• _Task prompt_: In the data that follows, every line containing the word "icon" should be returned.

Entries from a dataset of interfaces
____
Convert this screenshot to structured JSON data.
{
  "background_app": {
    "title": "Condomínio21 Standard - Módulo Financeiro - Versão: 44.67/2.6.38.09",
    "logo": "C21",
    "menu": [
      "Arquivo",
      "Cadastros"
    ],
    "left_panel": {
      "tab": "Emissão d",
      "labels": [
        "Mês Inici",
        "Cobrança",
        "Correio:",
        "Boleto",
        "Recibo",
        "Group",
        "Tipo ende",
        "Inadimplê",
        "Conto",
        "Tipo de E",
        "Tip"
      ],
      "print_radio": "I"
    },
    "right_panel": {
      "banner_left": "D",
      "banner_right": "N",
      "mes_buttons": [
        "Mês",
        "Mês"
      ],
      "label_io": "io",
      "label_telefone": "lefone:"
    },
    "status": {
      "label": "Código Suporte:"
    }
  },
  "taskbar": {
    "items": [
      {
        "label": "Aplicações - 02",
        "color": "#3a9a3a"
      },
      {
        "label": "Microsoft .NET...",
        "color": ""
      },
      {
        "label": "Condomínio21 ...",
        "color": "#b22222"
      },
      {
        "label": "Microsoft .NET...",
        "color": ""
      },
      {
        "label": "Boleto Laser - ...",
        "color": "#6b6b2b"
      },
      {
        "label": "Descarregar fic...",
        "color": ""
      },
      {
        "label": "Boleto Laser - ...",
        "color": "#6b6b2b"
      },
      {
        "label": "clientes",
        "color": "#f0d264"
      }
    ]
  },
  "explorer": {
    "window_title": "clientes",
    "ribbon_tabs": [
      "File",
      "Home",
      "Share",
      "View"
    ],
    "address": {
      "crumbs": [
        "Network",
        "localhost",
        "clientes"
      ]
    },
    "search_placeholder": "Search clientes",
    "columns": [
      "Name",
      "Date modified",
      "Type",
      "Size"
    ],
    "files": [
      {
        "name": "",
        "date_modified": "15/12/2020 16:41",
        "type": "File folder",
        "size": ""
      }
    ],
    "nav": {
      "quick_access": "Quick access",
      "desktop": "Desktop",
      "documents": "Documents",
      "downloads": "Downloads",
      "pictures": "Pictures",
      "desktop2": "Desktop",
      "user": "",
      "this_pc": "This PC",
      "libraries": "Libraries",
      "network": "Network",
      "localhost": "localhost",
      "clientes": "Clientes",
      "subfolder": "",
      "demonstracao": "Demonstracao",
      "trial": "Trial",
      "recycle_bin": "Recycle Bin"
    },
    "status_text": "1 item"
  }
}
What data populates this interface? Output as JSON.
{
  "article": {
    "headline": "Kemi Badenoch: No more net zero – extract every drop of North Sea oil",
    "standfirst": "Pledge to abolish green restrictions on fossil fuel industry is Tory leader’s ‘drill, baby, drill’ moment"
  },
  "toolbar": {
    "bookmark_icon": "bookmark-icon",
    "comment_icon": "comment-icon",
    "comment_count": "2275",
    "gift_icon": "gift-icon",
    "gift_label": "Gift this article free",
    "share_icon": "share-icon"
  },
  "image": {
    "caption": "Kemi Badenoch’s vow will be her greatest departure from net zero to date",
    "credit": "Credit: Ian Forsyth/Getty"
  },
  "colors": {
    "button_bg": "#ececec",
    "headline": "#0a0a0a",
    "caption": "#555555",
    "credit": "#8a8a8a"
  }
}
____
• _Reply to the exercise_:
    "bookmark_icon": "bookmark-icon",
    "comment_icon": "comment-icon",
    "gift_icon": "gift-icon",
    "share_icon": "share-icon"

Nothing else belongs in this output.